— True. To keep bacteria in check, a refrigerator should be 40 F; a freezer should be kept at 0 degrees F. Monitor temperatures with inexpensive thermometers available at hardware, discount department and kitchen stores, and some supermarkets.

True or False:
Raw meat or poultry leaks onto other foods in the refrigerator, including grapes in a bowl below.
The grapes may be contaminated.
— True: Foods can become contaminated in the refrigerator. To prevent contamination from drippings, meats, poultry, fish, and other foods that may leak, the foods should be placed in a leak-proof container on a lower shelf.
For example, wrap chicken breasts in a re-sealable bag and place the bag in a pie plate on the lowest shelf.

True or False:
An acrylic cutting board is preferable to wood.
— True: Newer acrylic cutting boards can be sanitized easily in the dishwasher. Both acrylic and wood boards can get cuts and grooves from use that make them harder to clean. Sanitize a cutting board between each use to reduce risks from cross contamination, one of the most common - and most deadly - food safety mistakes.
Cross contamination can occur when two foods come into contact with each other; when a knife used to cut meat also is used to chop raw vegetables before it has been washed and sanitized or when food is touched with unclean hands.

True or False:
When a hamburger turns brown, it’s done.
— False. Researchers at Kansas State University have determined that some ground beef browns before it has reached the safe temperature of 155 F. Using a meat thermometer is the only sure way to tell if a hamburger is cooked completely. A meat thermometer is not the same as a medical thermometer. Inexpensive disposable thermometers can be purchased for a dollar or less.
Reusable thermometers can be purchased for $10 or less at hardware, discount department and kitchen specialty shops, and in many supermarkets. Using a thermometer can substantially reduce food safety risks.

True or False:
Neglecting to wash your hands each time food is handled and before and after eating is one of the most frequent food safety mistakes.
— True. It’s also one of the easiest to correct. Lather for 20 seconds, rinse in warm water.
Whether you answered these questions right or wrong isn’t as important as the last question: Have you practiced good food safety habits today? Doing so can save your life.

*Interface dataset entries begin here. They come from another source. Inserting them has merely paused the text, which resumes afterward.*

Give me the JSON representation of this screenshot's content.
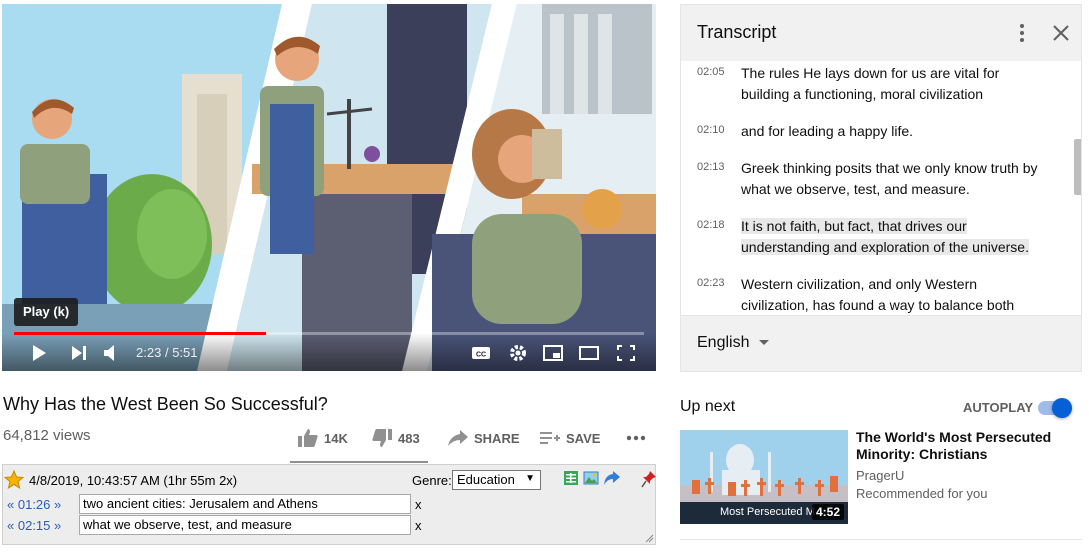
{
  "player": {
    "tooltip": "Play (k)",
    "current_time": "2:23",
    "duration": "5:51",
    "progress_fraction": 0.4,
    "time_separator": "/"
  },
  "video": {
    "title": "Why Has the West Been So Successful?",
    "views": "64,812 views",
    "likes": "14K",
    "dislikes": "483",
    "share_label": "SHARE",
    "save_label": "SAVE"
  },
  "extension": {
    "timestamp": "4/8/2019, 10:43:57 AM (1hr 55m 2x)",
    "genre_label": "Genre:",
    "genre_value": "Education",
    "notes": [
      {
        "time": "01:26",
        "text": "two ancient cities: Jerusalem and Athens",
        "remove": "x"
      },
      {
        "time": "02:15",
        "text": "what we observe, test, and measure",
        "remove": "x"
      }
    ]
  },
  "transcript": {
    "title": "Transcript",
    "language": "English",
    "cues": [
      {
        "time": "02:05",
        "text": "The rules He lays down for us are vital for building a functioning, moral civilization"
      },
      {
        "time": "02:10",
        "text": "and for leading a happy life."
      },
      {
        "time": "02:13",
        "text": "Greek thinking posits that we only know truth by what we observe, test, and measure."
      },
      {
        "time": "02:18",
        "text": "It is not faith, but fact, that drives our understanding and exploration of the universe."
      },
      {
        "time": "02:23",
        "text": "Western civilization, and only Western civilization, has found a way to balance both religious"
      }
    ]
  },
  "up_next": {
    "heading": "Up next",
    "autoplay_label": "AUTOPLAY",
    "autoplay_on": true,
    "video": {
      "title": "The World's Most Persecuted Minority: Christians",
      "channel": "PragerU",
      "meta": "Recommended for you",
      "duration": "4:52",
      "thumbnail_caption": "Most Persecuted M"
    }
  },
  "colors": {
    "progress": "#ff0000",
    "accent": "#065fd4",
    "note_time": "#2a5db0"
  }
}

For more information on food safety and health, contact the McPherson K-State
Research and Extension office or website at http://www.oznet.ksu.edu/foodsafety/.